Carnegie Mellon University

Xi “Lucius” Liu (M.S. December ’14)

Lucius was looking for a master’s program in Material Science, when he clicked on the link to the EST&P website. Based on experience from a project at his undergraduate university, he knew that he was interested in the topic of energy. When Lucius arrived at Carnegie Mellon University, he was astonished by the amount of academic freedom that the EST&P program allowed.

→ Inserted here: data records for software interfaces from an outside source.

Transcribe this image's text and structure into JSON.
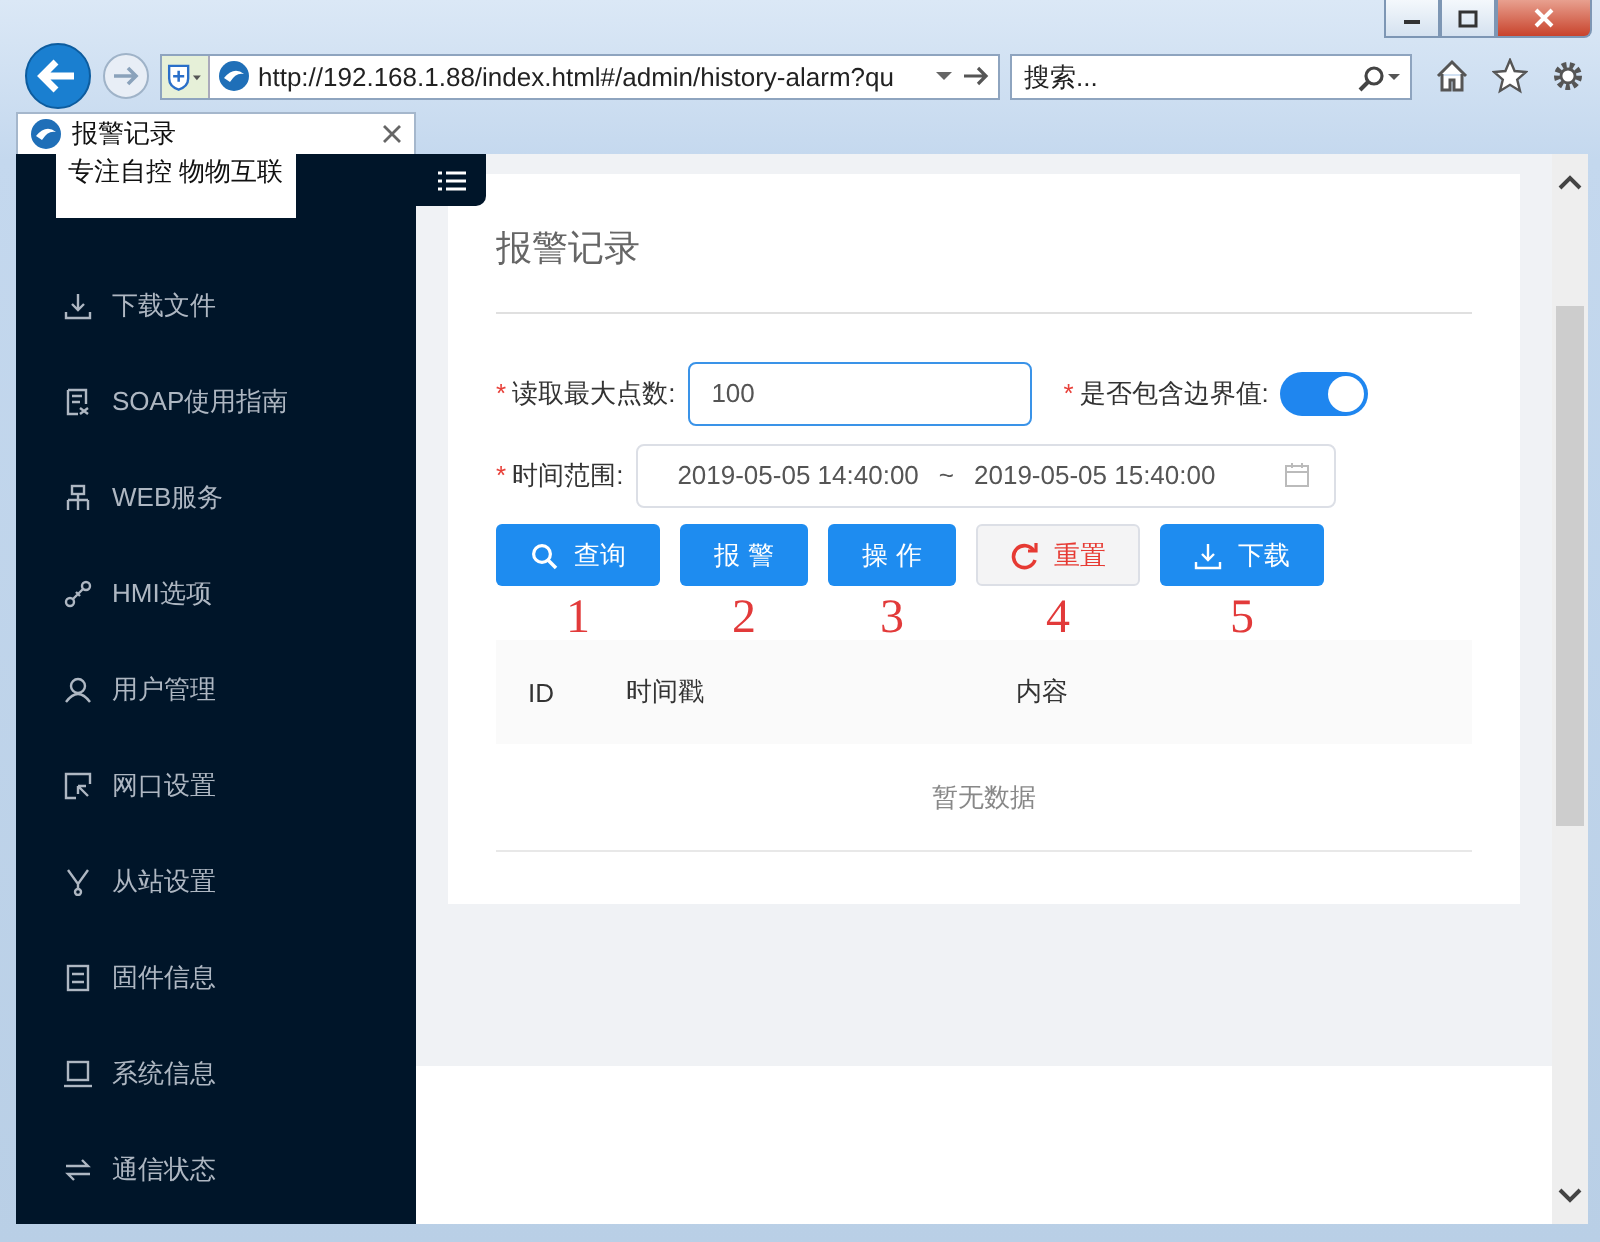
{
  "browser": {
    "address": "http://192.168.1.88/index.html#/admin/history-alarm?qu",
    "search": {
      "placeholder": "搜索..."
    },
    "tab": {
      "title": "报警记录"
    }
  },
  "sidebar": {
    "logo_text": "专注自控 物物互联",
    "items": [
      {
        "label": "下载文件"
      },
      {
        "label": "SOAP使用指南"
      },
      {
        "label": "WEB服务"
      },
      {
        "label": "HMI选项"
      },
      {
        "label": "用户管理"
      },
      {
        "label": "网口设置"
      },
      {
        "label": "从站设置"
      },
      {
        "label": "固件信息"
      },
      {
        "label": "系统信息"
      },
      {
        "label": "通信状态"
      }
    ]
  },
  "page": {
    "title": "报警记录",
    "form": {
      "max_points": {
        "required_mark": "*",
        "label": "读取最大点数:",
        "value": "100"
      },
      "include_bounds": {
        "required_mark": "*",
        "label": "是否包含边界值:",
        "on": true
      },
      "time_range": {
        "required_mark": "*",
        "label": "时间范围:",
        "start": "2019-05-05 14:40:00",
        "separator": "~",
        "end": "2019-05-05 15:40:00"
      }
    },
    "buttons": [
      {
        "label": "查询",
        "kind": "primary"
      },
      {
        "label": "报 警",
        "kind": "primary"
      },
      {
        "label": "操 作",
        "kind": "primary"
      },
      {
        "label": "重置",
        "kind": "default"
      },
      {
        "label": "下载",
        "kind": "primary"
      }
    ],
    "annotations": [
      "1",
      "2",
      "3",
      "4",
      "5"
    ],
    "table": {
      "columns": [
        "ID",
        "时间戳",
        "内容"
      ],
      "empty_text": "暂无数据"
    }
  }
}
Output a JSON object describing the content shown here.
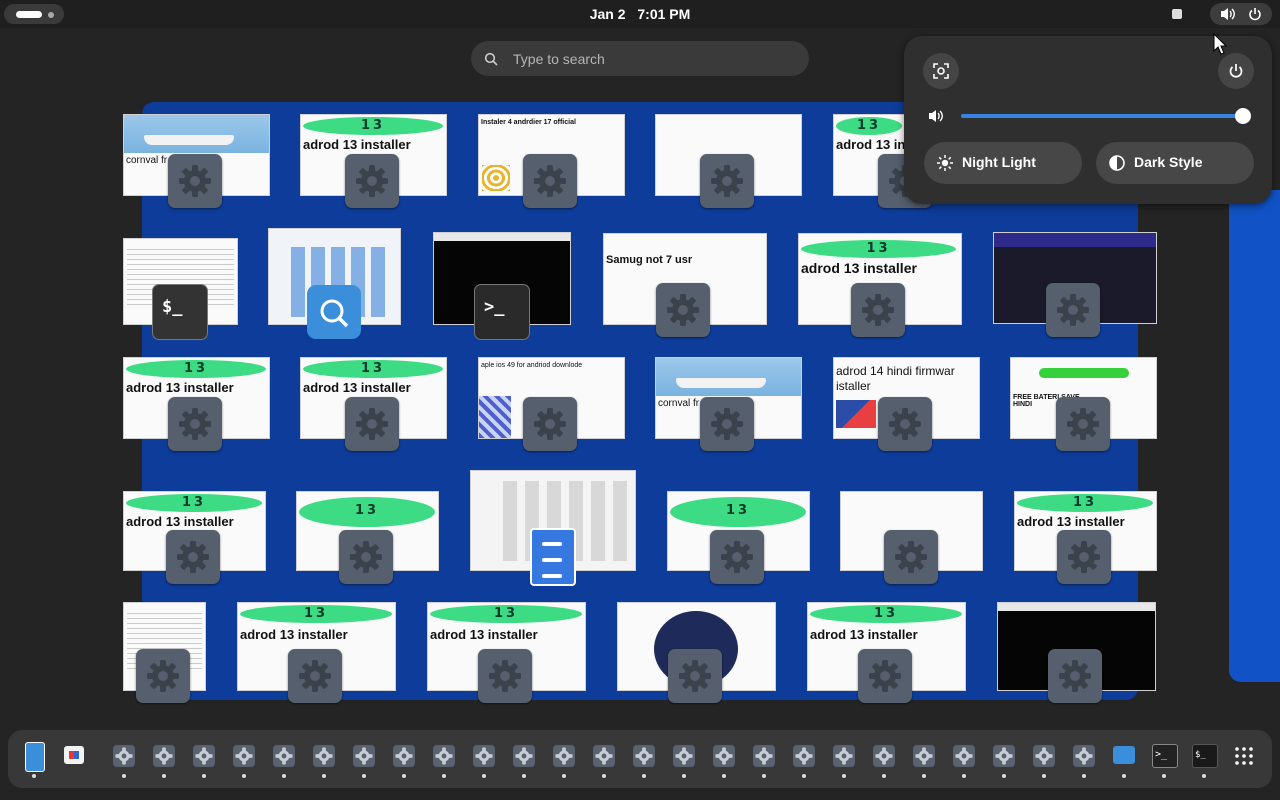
{
  "topbar": {
    "date": "Jan 2",
    "time": "7:01 PM"
  },
  "search": {
    "placeholder": "Type to search"
  },
  "windows": [
    {
      "title": "cornval fr"
    },
    {
      "title": "adrod 13 installer"
    },
    {
      "title": "Instaler 4 andrdier 17 official"
    },
    {
      "title": "adrod 13 installer"
    },
    {
      "title": "Samug not 7 usr"
    },
    {
      "title": "adrod 13 installer"
    },
    {
      "title": "adrod 13 installer"
    },
    {
      "title": "adrod 13 installer"
    },
    {
      "title": "aple ios 49 for andriod downlode"
    },
    {
      "title": "cornval fr"
    },
    {
      "title": "adrod 14 hindi firmwar istaller"
    },
    {
      "title": "FREE BATERI SAVE HINDI"
    },
    {
      "title": "adrod 13 installer"
    },
    {
      "title": "adrod 13 installer"
    },
    {
      "title": "adrod 13 installer"
    },
    {
      "title": "adrod 13 installer"
    },
    {
      "title": "adrod 13 installer"
    }
  ],
  "banner_text": "13",
  "quick_settings": {
    "volume_percent": 100,
    "night_light_label": "Night Light",
    "dark_style_label": "Dark Style"
  },
  "colors": {
    "accent": "#3584e4",
    "workspace": "#0d3c9a",
    "banner": "#3ddc84"
  }
}
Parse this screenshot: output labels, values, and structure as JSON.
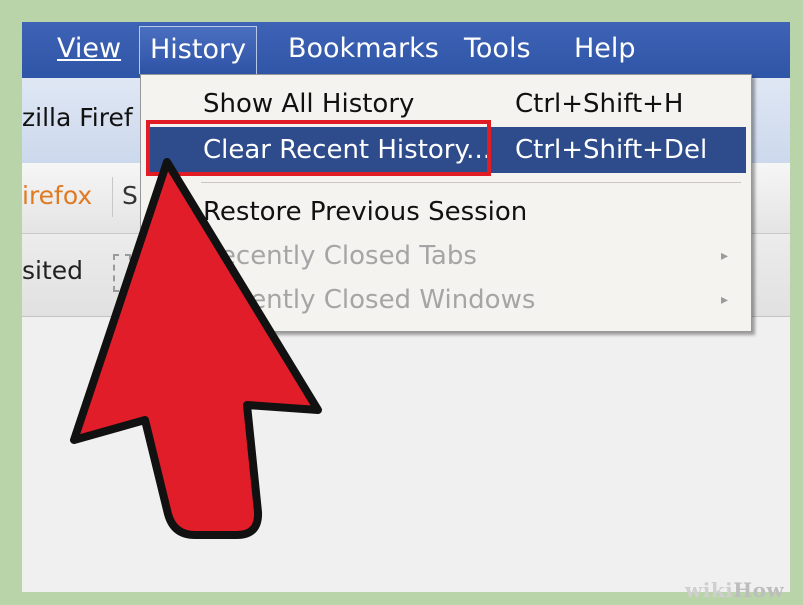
{
  "menubar": {
    "items": [
      {
        "label": "View"
      },
      {
        "label": "History"
      },
      {
        "label": "Bookmarks"
      },
      {
        "label": "Tools"
      },
      {
        "label": "Help"
      }
    ]
  },
  "window": {
    "title_partial": "zilla Firef",
    "tab_partial": "irefox",
    "tab_next_partial": "S",
    "bookmark_partial": "sited"
  },
  "history_menu": {
    "items": [
      {
        "label": "Show All History",
        "shortcut": "Ctrl+Shift+H",
        "enabled": true
      },
      {
        "label": "Clear Recent History...",
        "shortcut": "Ctrl+Shift+Del",
        "enabled": true,
        "highlighted": true
      },
      {
        "label": "Restore Previous Session",
        "shortcut": "",
        "enabled": true
      },
      {
        "label": "Recently Closed Tabs",
        "shortcut": "",
        "enabled": false,
        "submenu": true
      },
      {
        "label": "Recently Closed Windows",
        "shortcut": "",
        "enabled": false,
        "submenu": true
      }
    ],
    "submenu_arrow": "▸"
  },
  "annotation": {
    "arrow_color": "#e21d2a",
    "box_color": "#e11c25"
  },
  "watermark": {
    "part1": "wiki",
    "part2": "How"
  },
  "colors": {
    "menubar": "#2f55a7",
    "highlight": "#2e4c8c",
    "border": "#b9d4a8"
  }
}
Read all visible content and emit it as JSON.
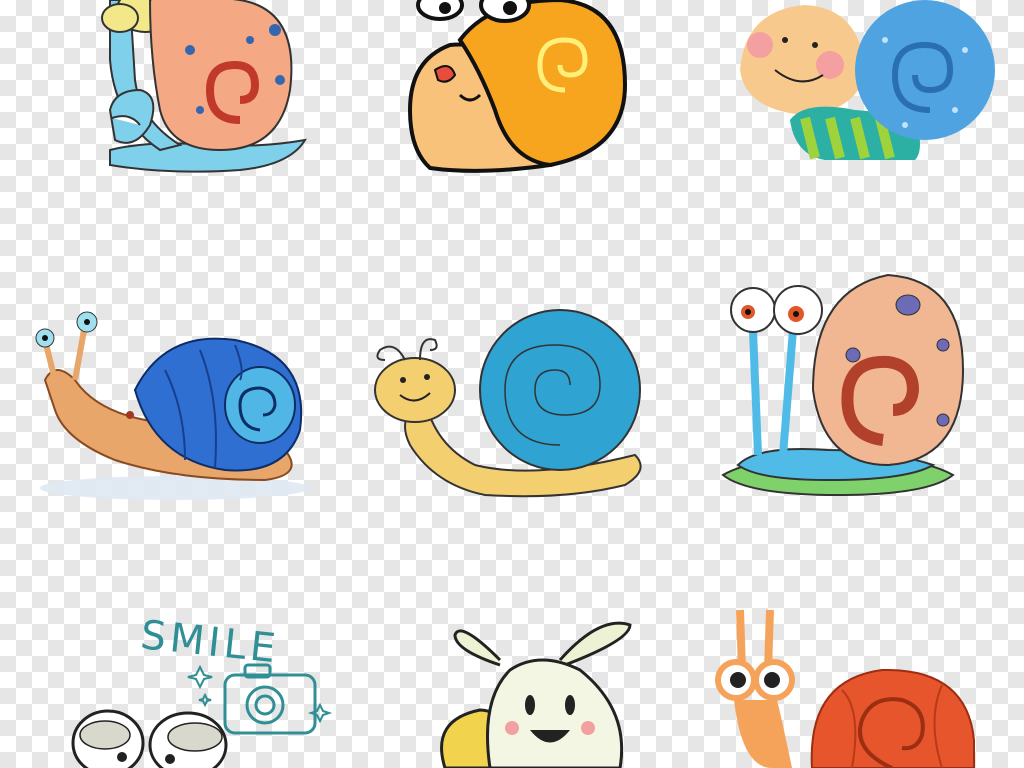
{
  "image": {
    "description_colors": {
      "checker_light": "#ffffff",
      "checker_dark": "#e6e6e6",
      "teal_ink": "#2f8f95"
    },
    "smile_text": "SMILE",
    "clipart_items": [
      "snail-1-orange-spotted",
      "snail-2-yellow-big-eyes",
      "snail-3-blue-polka-shell",
      "snail-4-blue-shell-realistic",
      "snail-5-blue-spiral-yellow-body",
      "snail-6-brown-spiral-googly-eyes",
      "smile-camera-doodle",
      "snail-7-white-face-antennae",
      "snail-8-orange-shell"
    ]
  }
}
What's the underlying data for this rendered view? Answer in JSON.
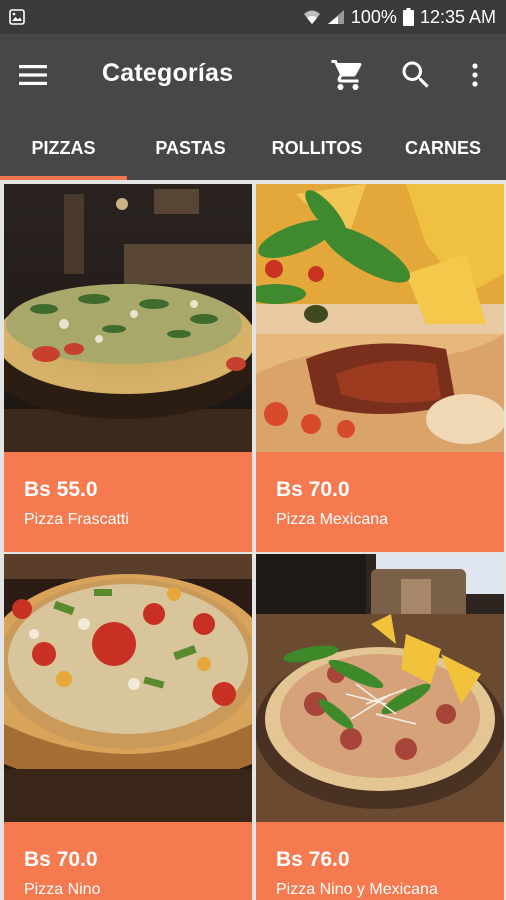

Lucius could take Engineering and Public Policy (EPP) courses in addition to his Material Science disciplinary concentration classes, he could participate in research projects under the supervision of engineering faculty, and he even had enough free time to join the Chinese Students & Scholars Association (CSSA)! Although he had to study harder here in Pittsburgh than he had in China, Lucius found the friendly, diverse campus to be the most valuable part of his experience at CMU. Lucius’ top three favorite classes he took at CMU are Materials for Energy Storage, Energy Policy and Economics, and Nanostructured Materials.
Not only did Lucius take on a full graduate course load, but he also worked under materials science faculty Dr. Lisa Porter and Dr. Mohammad Islam. He says that it could sometimes be difficult to balance classes and laboratory work, but he was thrilled to obtain practical, hands-on learning that would be useful upon graduation. Lucius was even given the opportunity to present his work at the American Vacuum Society (AVS) conference in Baltimore, MD in the fall of 2014. His work focused on developing transparent, flexible displays from a conductive polymer of carbon nanotubes.

Upon graduation, Lucius is headed to the Hong Kong University of Science and Technology, near his hometown in China. He will complete a research fellowship starting in February 2015. By August of next year, Lucius hopes to return to CMU to begin his PhD in Material Science under Dr. Lisa Porter. Once he has obtained his doctorate, Lucius would like to work as a consultant. He believes that strategy and business can be just as important as technical skills. His advice to prospective students is to “set up your goals and plans ahead of time because there are so many opportunities here. It is very important to know what you want to do with your time, even if those goals will change.”